To gain more support for the legislation, House leaders have endorsed dramatic changes in the current Medicaid program, including a move to different funding formulas, the ability of states to require some enrolled adults to work and pay premiums and the end of the expansion supported by the Affordable Care Act.
The Wall Street Journal:
Health-Care Bill Would Bring Big Changes To Medicaid
Changes to Medicaid included in the House Republican health-care bill would usher in the biggest structural overhaul ever to a program that covers roughly one in five Americans, or more than 70 million people. The bill, if passed by both chambers, would transform an entitlement program, in which everyone who qualifies has a right to health coverage, into a system where that is no longer guaranteed. (Armour, 3/22)

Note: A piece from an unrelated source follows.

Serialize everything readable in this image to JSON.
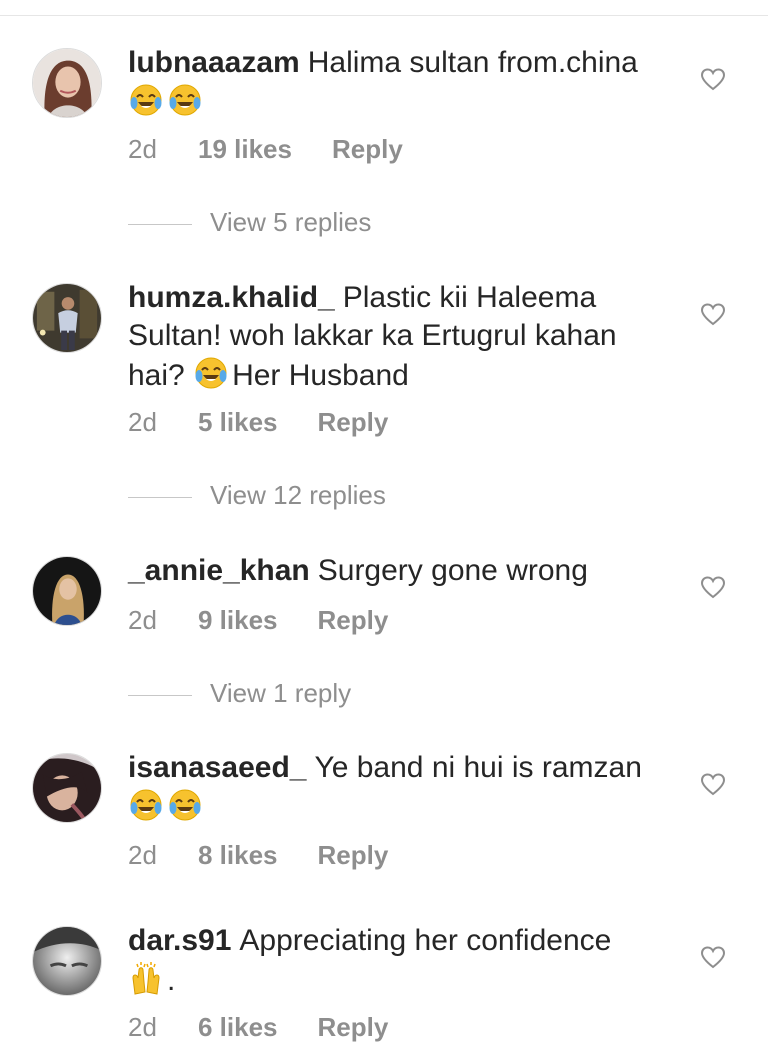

Kaiser Health News:
GOP Health Plan Aims To Curb Medicaid, Expand State Options
For all its populist design, the House GOP’s latest proposal to overhaul federal Medicaid funding creates financial risks for states and could leave some enrollees worse off. Dramatic changes in Medicaid are a big part of the House bill to partially repeal the Affordable Care Act that’s steaming toward a floor vote scheduled for Thursday. Big revisions were made to the legislation this week to appeal to conservatives pushing to reduce federal Medicaid spending and shift more power to states. (Galewitz, 3/22)

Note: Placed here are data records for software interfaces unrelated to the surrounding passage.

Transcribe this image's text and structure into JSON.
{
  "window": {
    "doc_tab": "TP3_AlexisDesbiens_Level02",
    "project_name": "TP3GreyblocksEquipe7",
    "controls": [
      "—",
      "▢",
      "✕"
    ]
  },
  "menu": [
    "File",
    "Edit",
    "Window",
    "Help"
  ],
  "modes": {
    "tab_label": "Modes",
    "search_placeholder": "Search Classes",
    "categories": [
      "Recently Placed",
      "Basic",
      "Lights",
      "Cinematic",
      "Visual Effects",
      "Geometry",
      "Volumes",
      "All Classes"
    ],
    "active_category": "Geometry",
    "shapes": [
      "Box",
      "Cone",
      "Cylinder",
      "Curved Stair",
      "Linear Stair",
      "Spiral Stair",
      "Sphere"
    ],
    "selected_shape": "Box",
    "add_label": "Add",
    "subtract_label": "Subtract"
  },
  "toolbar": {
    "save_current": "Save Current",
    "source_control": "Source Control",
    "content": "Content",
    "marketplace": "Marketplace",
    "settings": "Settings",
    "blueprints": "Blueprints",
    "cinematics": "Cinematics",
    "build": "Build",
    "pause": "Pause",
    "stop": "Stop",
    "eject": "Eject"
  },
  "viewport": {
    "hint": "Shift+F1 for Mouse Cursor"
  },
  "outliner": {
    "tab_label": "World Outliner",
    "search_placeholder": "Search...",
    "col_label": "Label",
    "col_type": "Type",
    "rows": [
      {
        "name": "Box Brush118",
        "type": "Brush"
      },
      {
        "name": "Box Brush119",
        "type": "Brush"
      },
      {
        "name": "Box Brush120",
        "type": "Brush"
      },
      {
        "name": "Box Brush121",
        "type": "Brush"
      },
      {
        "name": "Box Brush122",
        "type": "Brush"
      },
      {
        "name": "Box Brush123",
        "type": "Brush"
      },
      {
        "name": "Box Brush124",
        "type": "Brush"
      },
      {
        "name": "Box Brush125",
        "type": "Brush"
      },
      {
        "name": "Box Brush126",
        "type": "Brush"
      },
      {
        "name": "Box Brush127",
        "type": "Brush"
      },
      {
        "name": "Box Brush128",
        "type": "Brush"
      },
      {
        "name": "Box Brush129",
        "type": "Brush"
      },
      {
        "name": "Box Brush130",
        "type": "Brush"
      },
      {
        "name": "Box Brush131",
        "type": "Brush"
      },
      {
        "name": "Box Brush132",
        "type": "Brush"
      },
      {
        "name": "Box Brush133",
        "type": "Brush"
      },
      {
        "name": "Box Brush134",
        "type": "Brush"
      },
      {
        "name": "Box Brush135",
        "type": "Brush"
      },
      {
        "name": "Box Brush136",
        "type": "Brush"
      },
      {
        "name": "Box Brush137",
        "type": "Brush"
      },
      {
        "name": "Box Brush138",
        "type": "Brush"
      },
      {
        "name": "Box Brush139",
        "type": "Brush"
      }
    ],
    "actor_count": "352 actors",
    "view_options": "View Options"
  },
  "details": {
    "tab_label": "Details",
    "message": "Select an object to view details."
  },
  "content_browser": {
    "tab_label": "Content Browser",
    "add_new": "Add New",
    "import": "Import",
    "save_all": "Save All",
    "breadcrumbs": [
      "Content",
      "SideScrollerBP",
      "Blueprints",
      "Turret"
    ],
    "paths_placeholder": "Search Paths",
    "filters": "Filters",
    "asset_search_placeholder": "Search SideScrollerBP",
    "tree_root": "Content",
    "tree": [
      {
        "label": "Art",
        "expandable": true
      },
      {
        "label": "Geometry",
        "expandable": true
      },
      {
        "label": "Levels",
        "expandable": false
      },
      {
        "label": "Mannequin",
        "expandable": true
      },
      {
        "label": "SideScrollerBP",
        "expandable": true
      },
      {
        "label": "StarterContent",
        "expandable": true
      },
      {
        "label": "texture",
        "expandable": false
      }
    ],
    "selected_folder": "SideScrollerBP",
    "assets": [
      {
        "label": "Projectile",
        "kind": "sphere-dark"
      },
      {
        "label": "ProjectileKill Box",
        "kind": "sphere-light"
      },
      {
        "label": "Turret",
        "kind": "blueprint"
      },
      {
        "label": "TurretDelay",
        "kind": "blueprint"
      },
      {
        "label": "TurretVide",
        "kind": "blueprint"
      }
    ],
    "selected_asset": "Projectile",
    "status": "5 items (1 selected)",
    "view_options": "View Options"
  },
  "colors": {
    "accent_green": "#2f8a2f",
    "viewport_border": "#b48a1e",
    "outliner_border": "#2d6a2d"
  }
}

Kaiser Health News:
Medicaid Caps Pitched By GOP Could Shrink Seniors’ Benefits
But advocates for the elderly now worry that [Carmencita] Misa and other low-income seniors who receive long-term care in facilities or at home could see their benefits shrink or disappear under Republican-proposed legislation to cap federal Medicaid contributions to states. The proposal is part of a broader GOP plan to repeal and replace former President Barack Obama’s Affordable Care Act. (O'Neill, 3/22)
GOP Governors Offer Alternative Medicaid Reforms, But Who's Listening?
Governors are analyzing the House Republican bill to restructure Medicaid and phase out the Obamacare expansion of the program, and they don't like what they see. That prompted four Republican governors from Medicaid expansion states—John Kasich of Ohio, Rick Snyder of Michigan, Brian Sandoval of Nevada and Asa Hutchinson of Arkansas—last week to offer their congressional colleagues a sharply different Medicaid proposal. In their letter, they wrote that the House bill “provides almost no new flexibility for states, does not ensure the resources necessary to make sure no one is left out and shifts significant new costs to states.” (Meyer, 3/21)